The Giro d’Italia, which had been due to begin on 9 May in Budapest, was among the first races to be postponed, while the status of the Vuelta, scheduled to start in Utrecht on 14 August, remains in the balance.

Of the five Monuments, four – Milan-San Remo, the Tour of Flanders, Paris-Roubaix, and Liege-Bastogne-Liege – have already been postponed while the fifth, the Giro di Lombardia, remains scheduled for 10 October as it stands.

The UCI said it has so far received more than 450 requests for the postponement or cancellation of events, the majority of them relating to road cycling.

The men’s WorldTour has effectively been shut down since Paris-Nice ended one day early on 14 March, while the women’s WorldTour has been on hiatus since the Cadel Evans Great Ocean Road Race at the start of February, with the last major event to be staged the Ladies Samyn on 3 March.

Following the UCI’s statement, Tour organisers ASO announced the postponement of the Critérium du Dauphiné, a traditional warm-up race for the Tour, which had been scheduled to take place from 31 May to 7 June.

Since you’re here…

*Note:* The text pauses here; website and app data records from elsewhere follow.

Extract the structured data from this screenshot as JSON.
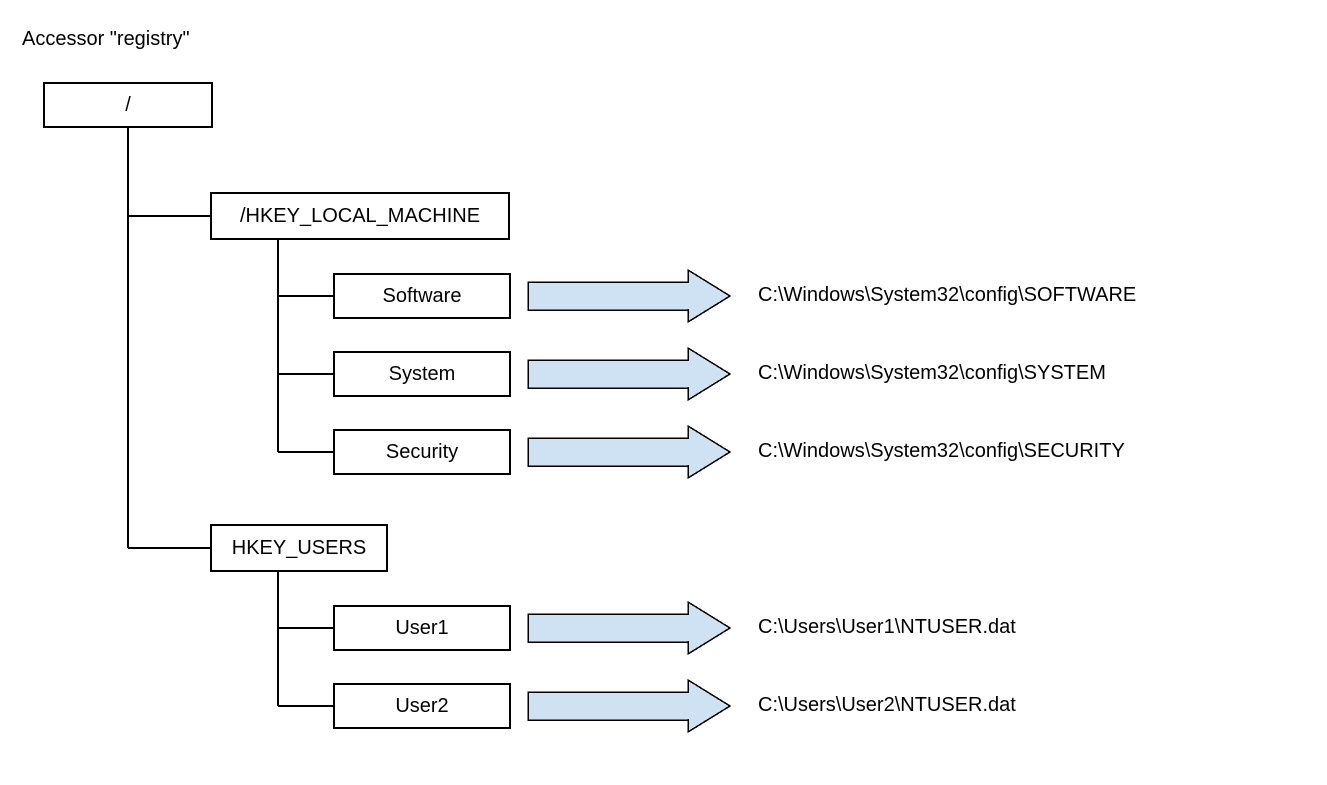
{
  "title": "Accessor \"registry\"",
  "root": {
    "label": "/"
  },
  "hives": [
    {
      "label": "/HKEY_LOCAL_MACHINE",
      "children": [
        {
          "label": "Software",
          "target": "C:\\Windows\\System32\\config\\SOFTWARE"
        },
        {
          "label": "System",
          "target": "C:\\Windows\\System32\\config\\SYSTEM"
        },
        {
          "label": "Security",
          "target": "C:\\Windows\\System32\\config\\SECURITY"
        }
      ]
    },
    {
      "label": "HKEY_USERS",
      "children": [
        {
          "label": "User1",
          "target": "C:\\Users\\User1\\NTUSER.dat"
        },
        {
          "label": "User2",
          "target": "C:\\Users\\User2\\NTUSER.dat"
        }
      ]
    }
  ],
  "colors": {
    "arrow_fill": "#cfe2f3",
    "arrow_stroke": "#000000"
  }
}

… we’re asking readers, like you, to make a contribution in support of the Guardian’s open, independent journalism. This is turning into a turbulent year with a succession of international crises. The Guardian is in every corner of the globe, calmly reporting with tenacity, rigour and authority on the most critical events of our lifetimes. At a time when factual information is both scarcer and more essential than ever, we believe that each of us deserves access to accurate reporting with integrity at its heart.

More people than ever before are reading and supporting our journalism, in more than 180 countries around the world. And this is only possible because we made a different choice: to keep our reporting open for all, regardless of where they live or what they can afford to pay.

We have upheld our editorial independence in the face of the disintegration of traditional media – with social platforms giving rise to misinformation, the seemingly unstoppable rise of big tech and independent voices being squashed by commercial ownership. The Guardian’s independence means we can set our own agenda and voice our own opinions. Our journalism is free from commercial and political bias – never influenced by billionaire owners or shareholders. This makes us different. It means we can challenge the powerful without fear and give a voice to those less heard.

None of this would have been attainable without our readers’ generosity – your financial support has meant we can keep investigating, disentangling and interrogating. It has protected our independence, which has never been so critical. We are so grateful.

We need your support so we can keep delivering quality journalism that’s open and independent. And that is here for the long term. Every reader contribution, however big or small, is so valuable. Support The Guardian from as little as £1 – and it only takes a minute. Thank you.

Be the first to comment

Leave a Reply

Your email address will not be published.


*